SAN FRANCISCO â?? I.B.M. sued one of its top executives on Thursday in an attempt to prevent him from taking a position at Apple.
The company said that the executive, Mark Papermaster, who until last week had been manager in charge of the companyâ??s blade server business, had signed a noncompete agreement with I.B.M. that would prevent him from accepting a job with a competitor until one year after leaving I.B.M.
From the article, it sounds like nothing more than posturing because I.B.M. does not have a leg to stand on if Mr. Papermaster works in California for Apple.
The California Supreme Court, this summer, affirmed longstanding public policy in the state not to allow such non-compete agreements.
“[I]n 1872 California settled public policy in favor of open competition, and rejected the common law â??rule of reasonableness,â? when the Legislature enacted the Civil Code. … Today in California, covenants not to compete are void, subject to several exceptions discussed briefly below. … Also, Noncompetition agreements are invalid under section 16600 in California even if narrowly drawn, unless they fall within the applicable statutory exceptions of sections 16601, 16602, or 16602.5.” Edwards v. Arthur Andersen LLP, 44 Cal.4th 937, 945, 189 P.3d 285,288 (2008) (emphasis added).
Those exceptions are: (1) 16601 – with regard to selling a business (does not sound like he sold a business);16602 – with regard to a partnership (does not sound like he held a partnership with I.B.M.); and 16602.5 – applies to members of an limited liability company (L.L.C.).

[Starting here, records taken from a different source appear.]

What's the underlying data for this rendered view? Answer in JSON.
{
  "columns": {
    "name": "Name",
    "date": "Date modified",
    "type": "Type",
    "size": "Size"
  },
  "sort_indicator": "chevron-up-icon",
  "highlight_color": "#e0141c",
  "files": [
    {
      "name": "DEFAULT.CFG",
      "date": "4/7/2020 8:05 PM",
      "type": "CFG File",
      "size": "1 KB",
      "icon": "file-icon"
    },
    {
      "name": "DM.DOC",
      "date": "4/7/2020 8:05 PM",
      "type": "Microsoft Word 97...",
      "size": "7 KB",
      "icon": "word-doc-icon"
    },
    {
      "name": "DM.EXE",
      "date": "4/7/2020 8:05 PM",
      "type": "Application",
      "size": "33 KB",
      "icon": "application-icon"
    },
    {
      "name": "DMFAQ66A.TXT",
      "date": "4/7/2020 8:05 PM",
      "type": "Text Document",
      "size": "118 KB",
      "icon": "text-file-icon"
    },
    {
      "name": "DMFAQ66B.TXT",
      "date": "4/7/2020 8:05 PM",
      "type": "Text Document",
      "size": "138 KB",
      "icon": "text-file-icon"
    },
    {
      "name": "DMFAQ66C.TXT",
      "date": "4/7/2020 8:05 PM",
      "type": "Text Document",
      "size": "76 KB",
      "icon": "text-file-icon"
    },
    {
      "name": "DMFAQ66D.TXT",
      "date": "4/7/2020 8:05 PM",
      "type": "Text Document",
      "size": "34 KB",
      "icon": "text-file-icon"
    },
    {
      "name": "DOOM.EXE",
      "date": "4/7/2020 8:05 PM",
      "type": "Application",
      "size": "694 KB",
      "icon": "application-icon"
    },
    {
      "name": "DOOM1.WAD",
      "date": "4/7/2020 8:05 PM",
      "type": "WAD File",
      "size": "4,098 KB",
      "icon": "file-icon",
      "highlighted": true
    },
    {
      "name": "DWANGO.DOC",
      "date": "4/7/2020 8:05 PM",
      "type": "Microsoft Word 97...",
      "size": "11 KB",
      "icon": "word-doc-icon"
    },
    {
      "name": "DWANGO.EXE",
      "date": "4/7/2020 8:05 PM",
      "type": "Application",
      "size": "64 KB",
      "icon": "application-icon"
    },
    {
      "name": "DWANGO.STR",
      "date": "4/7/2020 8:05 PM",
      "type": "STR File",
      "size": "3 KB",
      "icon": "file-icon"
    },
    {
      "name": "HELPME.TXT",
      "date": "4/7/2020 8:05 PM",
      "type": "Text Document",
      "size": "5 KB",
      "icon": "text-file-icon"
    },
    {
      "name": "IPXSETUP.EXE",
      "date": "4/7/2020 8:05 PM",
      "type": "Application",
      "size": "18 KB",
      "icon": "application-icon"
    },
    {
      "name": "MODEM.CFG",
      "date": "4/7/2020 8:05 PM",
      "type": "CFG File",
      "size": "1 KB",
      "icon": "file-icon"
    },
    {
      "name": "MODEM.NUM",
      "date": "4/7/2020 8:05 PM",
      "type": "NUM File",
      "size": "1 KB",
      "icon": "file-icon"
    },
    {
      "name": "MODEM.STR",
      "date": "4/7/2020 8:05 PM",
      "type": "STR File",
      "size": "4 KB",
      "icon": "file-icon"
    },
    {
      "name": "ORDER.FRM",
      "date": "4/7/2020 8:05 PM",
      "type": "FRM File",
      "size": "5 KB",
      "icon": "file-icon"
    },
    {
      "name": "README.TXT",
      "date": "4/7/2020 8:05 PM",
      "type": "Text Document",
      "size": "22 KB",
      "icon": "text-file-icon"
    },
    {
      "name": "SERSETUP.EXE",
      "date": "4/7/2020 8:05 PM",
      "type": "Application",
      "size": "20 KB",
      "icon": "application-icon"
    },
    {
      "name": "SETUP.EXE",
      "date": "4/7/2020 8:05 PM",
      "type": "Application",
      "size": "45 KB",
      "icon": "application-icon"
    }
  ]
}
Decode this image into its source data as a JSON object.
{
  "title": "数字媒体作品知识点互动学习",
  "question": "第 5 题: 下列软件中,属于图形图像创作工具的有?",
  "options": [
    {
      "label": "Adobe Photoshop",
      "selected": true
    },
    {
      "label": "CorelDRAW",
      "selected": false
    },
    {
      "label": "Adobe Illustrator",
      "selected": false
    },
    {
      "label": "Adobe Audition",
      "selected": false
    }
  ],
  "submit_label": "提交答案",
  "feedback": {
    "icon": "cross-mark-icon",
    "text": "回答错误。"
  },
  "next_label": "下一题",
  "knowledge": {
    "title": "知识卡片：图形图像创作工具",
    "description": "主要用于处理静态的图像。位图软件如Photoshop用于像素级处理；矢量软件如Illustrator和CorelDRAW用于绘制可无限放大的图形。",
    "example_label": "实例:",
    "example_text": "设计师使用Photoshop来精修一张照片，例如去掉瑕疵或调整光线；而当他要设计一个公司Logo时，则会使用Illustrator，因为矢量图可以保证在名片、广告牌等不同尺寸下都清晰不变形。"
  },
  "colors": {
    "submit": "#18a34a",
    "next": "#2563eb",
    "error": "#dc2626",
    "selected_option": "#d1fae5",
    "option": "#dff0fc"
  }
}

I wonder if this is just a shot across the bow to make sure Apple is careful not to use any trade secret info its new employee might have gotten from I.B.M.